Earthquake Alert: BART Rolls It Out. No One on Board Notices. Perfect.
San Francisco Chronicle
By Peter Fimrite
The moment that everyone was waiting for — the big earthquake alert — came shortly after 11 a.m. Monday on a BART train heading from Oakland to Berkeley, and nobody noticed a thing.
The train almost imperceptibly slowed from 55 miles per hour to 27 mph halfway between the MacArthur and Downtown Berkeley stations, eliciting hardly a murmur from the assorted politicians and officials gathered for what was supposed to be the momentous unveiling of California’s earthquake warning system, known as ShakeAlert.
“That’s the way we want it to happen,” said Robert DeGroot, a staff scientist for the U.S. Geological Survey, who has spent years helping design a seamless automated alert system that reduces the chances of panic or pandemonium.
The rollout of the earthquake alert system, which seismologists say is the most sophisticated in the world, may not have inspired any wow moments, but it did provoke breathless speeches.
“To be able to actually identify and let someone know that shaking will begin in 30 seconds, in 20 seconds or in 5 seconds, whatever it is, is incredible,” said state Sen. Jerry Hill, D-San Mateo, as he stood in the Downtown Berkeley BART Station following the demonstration. “This is not just a game changer. It’s a lifesaver.”
The ShakeAlert 2.0 system was designed by the USGS and the UC Berkeley Seismological Laboratory to warn transit systems, utilities, businesses and millions of people in California, Oregon and Washington about impending temblors.

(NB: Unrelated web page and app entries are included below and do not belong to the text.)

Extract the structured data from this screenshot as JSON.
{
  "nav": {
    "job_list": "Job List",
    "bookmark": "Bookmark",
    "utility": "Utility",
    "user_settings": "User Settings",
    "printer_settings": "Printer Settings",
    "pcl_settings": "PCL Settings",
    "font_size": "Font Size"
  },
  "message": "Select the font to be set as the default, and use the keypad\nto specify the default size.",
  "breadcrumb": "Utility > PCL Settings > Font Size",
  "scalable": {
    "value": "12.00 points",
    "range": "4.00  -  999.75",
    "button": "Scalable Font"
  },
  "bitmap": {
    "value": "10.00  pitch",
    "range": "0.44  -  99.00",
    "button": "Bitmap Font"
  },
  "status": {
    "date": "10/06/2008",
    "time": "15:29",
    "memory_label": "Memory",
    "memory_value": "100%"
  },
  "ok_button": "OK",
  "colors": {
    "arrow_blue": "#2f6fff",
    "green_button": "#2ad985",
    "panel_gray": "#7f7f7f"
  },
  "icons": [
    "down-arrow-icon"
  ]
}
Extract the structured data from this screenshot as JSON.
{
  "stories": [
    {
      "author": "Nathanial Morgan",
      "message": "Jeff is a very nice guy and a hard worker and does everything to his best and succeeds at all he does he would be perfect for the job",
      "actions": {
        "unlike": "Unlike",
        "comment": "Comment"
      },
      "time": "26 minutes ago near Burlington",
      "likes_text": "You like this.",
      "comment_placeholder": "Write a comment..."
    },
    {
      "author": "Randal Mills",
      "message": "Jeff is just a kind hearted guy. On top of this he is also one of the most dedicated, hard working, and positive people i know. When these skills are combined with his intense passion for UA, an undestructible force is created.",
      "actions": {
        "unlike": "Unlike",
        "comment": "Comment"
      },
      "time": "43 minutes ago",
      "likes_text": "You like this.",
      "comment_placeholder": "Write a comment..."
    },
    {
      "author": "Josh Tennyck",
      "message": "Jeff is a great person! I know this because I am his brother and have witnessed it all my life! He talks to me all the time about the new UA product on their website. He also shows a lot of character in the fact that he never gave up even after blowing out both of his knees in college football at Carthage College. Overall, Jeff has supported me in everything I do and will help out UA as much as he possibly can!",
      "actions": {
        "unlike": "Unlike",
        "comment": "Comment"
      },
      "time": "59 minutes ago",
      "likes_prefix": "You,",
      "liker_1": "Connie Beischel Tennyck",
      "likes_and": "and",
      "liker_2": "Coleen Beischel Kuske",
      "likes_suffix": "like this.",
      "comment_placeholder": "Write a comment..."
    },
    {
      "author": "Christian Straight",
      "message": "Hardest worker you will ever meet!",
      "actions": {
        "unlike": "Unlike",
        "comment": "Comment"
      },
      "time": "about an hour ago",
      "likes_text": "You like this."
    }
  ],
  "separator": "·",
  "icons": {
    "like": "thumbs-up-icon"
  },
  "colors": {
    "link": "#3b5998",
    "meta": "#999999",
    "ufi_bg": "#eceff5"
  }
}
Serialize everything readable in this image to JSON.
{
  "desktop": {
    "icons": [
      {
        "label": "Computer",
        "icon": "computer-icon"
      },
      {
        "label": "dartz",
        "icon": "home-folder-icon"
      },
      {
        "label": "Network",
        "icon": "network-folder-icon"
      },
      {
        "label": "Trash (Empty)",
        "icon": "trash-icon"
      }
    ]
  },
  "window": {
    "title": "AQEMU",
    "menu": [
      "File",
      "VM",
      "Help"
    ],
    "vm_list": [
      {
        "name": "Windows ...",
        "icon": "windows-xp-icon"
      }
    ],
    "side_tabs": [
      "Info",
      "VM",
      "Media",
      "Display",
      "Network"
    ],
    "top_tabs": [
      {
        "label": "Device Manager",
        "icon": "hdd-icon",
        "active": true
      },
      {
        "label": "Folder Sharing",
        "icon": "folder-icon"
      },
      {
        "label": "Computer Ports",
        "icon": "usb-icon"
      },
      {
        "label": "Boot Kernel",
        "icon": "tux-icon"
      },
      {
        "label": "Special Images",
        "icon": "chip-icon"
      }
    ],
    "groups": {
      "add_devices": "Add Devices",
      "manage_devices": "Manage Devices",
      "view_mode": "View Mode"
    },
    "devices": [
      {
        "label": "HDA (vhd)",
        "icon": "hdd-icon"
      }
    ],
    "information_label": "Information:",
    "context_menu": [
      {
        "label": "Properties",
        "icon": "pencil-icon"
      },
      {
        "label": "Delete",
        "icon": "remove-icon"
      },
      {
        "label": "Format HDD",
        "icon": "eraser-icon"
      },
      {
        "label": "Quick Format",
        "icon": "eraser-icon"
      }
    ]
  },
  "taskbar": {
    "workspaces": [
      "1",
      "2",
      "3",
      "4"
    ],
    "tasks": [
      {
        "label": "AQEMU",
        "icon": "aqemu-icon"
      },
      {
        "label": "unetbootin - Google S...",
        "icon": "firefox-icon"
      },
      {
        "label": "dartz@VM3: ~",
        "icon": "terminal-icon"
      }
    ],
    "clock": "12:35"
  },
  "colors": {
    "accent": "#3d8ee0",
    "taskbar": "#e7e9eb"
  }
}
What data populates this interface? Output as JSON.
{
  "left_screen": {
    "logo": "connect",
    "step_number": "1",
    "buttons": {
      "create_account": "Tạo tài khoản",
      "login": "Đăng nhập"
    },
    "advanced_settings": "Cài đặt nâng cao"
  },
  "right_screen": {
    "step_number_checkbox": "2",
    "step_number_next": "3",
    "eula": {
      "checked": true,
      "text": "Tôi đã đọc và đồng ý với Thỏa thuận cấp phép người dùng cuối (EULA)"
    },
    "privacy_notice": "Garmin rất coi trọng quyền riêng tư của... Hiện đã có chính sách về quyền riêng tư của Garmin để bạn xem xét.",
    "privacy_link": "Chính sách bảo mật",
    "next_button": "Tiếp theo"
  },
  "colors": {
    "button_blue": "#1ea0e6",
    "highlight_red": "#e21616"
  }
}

The idea is to set up the alert, like the one BART has developed, so that trains can be slowed or stopped, pipelines and power lines can be shut down, firehouse doors can be opened, and people can have time to dive under a desk before the shaking begins.